Your objective: Return every line of the data below that includes the string "presets".

(Records excerpted from a collection)
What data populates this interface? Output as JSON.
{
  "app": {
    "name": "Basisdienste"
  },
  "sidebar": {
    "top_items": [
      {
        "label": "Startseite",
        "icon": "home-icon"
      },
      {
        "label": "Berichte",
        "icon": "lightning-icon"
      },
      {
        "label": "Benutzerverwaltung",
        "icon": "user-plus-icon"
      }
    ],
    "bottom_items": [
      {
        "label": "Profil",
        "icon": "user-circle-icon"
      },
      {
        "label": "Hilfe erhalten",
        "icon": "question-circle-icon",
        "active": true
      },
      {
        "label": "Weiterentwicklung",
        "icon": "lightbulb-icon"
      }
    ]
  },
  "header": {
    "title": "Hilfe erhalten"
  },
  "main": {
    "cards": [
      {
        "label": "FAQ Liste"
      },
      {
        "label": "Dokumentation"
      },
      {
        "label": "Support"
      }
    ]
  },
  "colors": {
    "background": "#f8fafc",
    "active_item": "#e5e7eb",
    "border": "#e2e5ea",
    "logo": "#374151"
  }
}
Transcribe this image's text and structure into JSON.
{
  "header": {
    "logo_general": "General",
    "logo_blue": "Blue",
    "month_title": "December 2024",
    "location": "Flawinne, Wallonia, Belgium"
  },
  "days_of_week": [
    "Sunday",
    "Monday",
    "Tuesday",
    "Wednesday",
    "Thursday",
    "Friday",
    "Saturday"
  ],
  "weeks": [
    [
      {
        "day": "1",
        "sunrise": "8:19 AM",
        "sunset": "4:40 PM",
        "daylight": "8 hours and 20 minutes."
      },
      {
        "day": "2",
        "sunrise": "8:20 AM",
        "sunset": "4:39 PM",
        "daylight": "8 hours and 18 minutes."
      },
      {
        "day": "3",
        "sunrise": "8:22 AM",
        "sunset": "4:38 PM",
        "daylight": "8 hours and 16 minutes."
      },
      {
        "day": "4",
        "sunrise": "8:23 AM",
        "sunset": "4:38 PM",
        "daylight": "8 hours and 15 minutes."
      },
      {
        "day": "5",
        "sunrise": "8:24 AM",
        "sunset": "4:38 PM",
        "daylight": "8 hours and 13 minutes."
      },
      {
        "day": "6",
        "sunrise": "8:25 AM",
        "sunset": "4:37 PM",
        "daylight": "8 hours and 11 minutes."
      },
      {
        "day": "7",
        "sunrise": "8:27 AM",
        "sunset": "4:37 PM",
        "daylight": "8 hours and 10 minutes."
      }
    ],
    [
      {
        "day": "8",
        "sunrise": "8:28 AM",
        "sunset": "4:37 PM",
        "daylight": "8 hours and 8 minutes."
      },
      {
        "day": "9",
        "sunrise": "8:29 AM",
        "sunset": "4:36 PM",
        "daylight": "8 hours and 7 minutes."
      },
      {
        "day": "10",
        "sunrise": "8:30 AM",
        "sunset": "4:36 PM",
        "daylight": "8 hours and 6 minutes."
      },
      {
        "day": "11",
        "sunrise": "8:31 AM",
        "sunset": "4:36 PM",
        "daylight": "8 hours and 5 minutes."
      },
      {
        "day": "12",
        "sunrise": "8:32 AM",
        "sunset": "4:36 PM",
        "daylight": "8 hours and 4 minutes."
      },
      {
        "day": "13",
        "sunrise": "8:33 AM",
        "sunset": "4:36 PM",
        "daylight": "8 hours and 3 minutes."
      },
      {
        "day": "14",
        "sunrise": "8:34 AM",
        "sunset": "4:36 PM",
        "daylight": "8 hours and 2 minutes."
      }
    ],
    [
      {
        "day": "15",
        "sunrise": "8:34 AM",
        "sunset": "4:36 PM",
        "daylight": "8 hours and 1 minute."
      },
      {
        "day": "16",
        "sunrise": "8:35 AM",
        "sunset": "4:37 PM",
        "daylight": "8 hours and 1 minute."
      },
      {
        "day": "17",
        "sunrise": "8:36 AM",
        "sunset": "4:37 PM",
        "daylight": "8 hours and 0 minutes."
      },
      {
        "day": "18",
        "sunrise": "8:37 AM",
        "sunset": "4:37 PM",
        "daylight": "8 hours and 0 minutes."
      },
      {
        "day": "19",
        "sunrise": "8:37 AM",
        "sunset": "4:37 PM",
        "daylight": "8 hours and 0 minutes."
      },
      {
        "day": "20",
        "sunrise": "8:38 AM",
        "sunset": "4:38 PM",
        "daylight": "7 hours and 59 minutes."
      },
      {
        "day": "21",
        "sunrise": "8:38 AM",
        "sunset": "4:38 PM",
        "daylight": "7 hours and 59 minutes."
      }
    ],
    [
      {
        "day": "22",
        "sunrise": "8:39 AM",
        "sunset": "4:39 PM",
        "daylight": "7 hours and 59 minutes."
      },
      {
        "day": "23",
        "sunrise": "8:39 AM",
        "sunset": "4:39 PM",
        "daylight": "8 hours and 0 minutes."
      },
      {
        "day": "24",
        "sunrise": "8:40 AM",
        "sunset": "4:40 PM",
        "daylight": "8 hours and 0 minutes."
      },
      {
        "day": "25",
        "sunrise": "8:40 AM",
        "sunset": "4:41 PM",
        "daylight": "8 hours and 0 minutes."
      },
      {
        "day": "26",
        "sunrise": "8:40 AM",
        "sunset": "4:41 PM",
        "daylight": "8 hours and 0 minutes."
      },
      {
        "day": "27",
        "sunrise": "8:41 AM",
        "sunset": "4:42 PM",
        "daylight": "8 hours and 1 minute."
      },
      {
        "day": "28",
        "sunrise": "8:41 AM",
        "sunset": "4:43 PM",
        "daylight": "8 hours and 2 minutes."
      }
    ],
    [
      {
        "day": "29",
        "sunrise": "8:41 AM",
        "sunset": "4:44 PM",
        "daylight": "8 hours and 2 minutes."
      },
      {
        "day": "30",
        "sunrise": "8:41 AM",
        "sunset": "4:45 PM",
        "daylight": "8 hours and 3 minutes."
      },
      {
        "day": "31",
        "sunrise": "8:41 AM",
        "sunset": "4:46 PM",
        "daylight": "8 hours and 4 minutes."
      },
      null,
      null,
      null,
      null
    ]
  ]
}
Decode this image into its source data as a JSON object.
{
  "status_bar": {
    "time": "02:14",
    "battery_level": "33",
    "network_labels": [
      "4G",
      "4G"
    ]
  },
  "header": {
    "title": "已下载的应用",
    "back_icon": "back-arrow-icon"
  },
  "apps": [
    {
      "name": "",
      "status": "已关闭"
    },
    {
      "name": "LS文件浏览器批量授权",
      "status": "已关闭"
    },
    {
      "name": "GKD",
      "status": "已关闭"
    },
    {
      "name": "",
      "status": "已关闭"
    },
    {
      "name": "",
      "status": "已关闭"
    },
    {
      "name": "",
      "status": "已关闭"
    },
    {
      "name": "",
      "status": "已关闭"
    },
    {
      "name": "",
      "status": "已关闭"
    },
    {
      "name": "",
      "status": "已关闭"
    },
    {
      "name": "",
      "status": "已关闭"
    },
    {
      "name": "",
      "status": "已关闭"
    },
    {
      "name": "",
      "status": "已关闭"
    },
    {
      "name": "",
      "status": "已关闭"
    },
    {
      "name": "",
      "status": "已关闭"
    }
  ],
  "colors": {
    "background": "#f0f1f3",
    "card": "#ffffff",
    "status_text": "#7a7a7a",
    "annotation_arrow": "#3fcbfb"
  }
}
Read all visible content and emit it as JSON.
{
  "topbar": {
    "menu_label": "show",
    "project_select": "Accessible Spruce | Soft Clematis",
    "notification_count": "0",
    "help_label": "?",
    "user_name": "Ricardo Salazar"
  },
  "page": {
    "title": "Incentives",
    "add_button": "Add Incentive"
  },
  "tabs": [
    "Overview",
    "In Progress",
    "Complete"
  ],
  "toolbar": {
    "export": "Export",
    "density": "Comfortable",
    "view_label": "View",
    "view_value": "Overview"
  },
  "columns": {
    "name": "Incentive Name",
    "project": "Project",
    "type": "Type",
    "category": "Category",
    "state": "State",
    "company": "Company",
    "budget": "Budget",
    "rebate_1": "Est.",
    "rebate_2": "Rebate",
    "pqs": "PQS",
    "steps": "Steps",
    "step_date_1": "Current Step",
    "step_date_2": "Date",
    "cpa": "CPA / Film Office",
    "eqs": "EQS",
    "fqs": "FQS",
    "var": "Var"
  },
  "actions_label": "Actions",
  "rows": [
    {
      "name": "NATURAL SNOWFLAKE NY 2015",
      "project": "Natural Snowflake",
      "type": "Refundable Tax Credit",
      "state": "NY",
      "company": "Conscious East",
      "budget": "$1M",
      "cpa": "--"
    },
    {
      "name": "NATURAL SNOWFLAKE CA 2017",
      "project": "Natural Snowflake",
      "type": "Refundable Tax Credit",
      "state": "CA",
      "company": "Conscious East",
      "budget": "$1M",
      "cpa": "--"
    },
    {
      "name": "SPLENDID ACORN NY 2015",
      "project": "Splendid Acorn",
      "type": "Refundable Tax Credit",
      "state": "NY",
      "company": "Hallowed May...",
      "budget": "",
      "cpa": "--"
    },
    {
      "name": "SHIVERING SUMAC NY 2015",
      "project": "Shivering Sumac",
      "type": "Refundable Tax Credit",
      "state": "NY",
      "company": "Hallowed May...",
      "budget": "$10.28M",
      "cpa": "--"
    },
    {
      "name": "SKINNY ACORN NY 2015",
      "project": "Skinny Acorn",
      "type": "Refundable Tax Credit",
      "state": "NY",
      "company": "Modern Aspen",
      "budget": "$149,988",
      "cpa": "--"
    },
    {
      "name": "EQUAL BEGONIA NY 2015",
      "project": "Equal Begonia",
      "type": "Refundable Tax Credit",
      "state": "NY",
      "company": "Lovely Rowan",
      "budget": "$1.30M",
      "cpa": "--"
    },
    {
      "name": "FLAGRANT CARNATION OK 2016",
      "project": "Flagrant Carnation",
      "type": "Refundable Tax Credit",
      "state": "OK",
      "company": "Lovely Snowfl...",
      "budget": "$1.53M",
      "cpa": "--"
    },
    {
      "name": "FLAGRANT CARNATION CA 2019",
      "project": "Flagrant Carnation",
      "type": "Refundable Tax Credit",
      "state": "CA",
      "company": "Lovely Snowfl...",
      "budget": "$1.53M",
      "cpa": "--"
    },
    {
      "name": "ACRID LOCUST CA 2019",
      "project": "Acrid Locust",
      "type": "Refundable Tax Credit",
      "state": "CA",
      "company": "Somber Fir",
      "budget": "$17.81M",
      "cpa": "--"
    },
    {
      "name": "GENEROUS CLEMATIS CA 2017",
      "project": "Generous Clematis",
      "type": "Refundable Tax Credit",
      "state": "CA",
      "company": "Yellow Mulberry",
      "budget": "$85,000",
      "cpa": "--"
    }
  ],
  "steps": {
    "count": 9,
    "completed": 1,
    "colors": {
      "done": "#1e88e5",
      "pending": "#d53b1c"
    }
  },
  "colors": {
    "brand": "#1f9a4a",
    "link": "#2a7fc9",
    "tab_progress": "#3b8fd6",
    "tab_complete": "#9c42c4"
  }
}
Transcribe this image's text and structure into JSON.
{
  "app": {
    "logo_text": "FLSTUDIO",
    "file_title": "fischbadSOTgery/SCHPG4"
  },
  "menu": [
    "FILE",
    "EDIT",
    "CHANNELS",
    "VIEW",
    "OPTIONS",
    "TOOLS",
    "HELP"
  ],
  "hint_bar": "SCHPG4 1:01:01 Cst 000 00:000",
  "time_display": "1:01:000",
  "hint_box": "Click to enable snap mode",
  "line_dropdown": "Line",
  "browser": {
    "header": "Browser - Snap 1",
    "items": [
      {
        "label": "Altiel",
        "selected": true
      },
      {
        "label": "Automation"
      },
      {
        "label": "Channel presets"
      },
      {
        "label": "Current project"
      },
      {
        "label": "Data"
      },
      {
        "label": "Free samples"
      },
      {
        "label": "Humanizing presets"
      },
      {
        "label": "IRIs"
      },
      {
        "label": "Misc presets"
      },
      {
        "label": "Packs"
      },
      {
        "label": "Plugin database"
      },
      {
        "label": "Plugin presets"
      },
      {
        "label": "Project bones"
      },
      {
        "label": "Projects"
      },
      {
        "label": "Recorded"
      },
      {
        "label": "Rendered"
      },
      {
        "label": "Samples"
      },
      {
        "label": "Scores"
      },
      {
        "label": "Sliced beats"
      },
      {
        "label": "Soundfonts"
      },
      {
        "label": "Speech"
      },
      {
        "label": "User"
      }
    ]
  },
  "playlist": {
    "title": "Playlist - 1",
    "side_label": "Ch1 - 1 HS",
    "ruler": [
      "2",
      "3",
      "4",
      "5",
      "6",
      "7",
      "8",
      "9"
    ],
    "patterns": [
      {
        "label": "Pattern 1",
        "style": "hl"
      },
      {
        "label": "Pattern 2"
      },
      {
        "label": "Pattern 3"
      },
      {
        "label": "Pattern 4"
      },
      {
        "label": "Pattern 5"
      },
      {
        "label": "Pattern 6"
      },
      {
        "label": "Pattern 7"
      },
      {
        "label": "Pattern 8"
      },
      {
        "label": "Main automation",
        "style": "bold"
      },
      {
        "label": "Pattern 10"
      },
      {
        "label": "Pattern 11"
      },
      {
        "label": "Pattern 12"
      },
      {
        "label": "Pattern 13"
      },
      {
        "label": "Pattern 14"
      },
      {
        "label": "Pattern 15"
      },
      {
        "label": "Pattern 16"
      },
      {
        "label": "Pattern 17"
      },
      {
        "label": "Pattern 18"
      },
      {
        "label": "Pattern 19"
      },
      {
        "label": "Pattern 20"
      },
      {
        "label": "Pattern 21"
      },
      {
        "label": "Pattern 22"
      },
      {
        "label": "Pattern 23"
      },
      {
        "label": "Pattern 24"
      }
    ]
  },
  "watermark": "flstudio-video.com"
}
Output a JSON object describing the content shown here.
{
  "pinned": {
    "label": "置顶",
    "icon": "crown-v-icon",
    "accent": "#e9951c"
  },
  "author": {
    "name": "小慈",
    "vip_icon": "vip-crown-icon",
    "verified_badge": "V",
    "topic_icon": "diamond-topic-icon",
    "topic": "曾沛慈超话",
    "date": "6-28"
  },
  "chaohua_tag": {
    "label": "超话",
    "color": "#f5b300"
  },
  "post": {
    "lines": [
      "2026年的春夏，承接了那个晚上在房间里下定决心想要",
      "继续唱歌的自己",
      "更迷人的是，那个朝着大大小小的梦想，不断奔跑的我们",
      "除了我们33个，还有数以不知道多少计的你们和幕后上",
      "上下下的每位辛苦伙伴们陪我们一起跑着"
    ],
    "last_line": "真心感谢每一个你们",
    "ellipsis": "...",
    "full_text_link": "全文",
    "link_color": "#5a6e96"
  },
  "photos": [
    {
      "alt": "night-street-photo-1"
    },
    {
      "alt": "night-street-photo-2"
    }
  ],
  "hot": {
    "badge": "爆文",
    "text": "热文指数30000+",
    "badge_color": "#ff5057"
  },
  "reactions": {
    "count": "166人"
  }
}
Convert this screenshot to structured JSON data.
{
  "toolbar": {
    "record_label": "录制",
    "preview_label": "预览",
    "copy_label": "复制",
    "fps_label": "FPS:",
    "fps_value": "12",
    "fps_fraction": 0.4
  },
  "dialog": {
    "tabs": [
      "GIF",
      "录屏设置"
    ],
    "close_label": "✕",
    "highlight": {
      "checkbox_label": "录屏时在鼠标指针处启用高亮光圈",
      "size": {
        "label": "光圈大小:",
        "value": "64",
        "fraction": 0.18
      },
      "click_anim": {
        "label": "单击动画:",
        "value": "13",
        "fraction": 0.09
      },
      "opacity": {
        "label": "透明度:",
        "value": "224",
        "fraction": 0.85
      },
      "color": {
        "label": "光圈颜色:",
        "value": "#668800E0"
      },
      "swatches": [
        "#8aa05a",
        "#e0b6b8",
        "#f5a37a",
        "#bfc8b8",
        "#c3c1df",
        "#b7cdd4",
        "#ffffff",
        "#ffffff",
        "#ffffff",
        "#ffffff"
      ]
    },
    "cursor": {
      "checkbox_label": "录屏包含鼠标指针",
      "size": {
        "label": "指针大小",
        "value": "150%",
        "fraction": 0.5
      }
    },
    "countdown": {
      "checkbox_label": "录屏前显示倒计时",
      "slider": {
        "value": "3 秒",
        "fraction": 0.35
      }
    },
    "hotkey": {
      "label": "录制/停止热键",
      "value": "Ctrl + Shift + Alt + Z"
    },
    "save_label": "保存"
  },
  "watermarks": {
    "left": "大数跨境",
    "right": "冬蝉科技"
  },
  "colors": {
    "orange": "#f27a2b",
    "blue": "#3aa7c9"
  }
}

Result of this exercise:
        "label": "Channel presets"
        "label": "Humanizing presets"
        "label": "Misc presets"
        "label": "Plugin presets"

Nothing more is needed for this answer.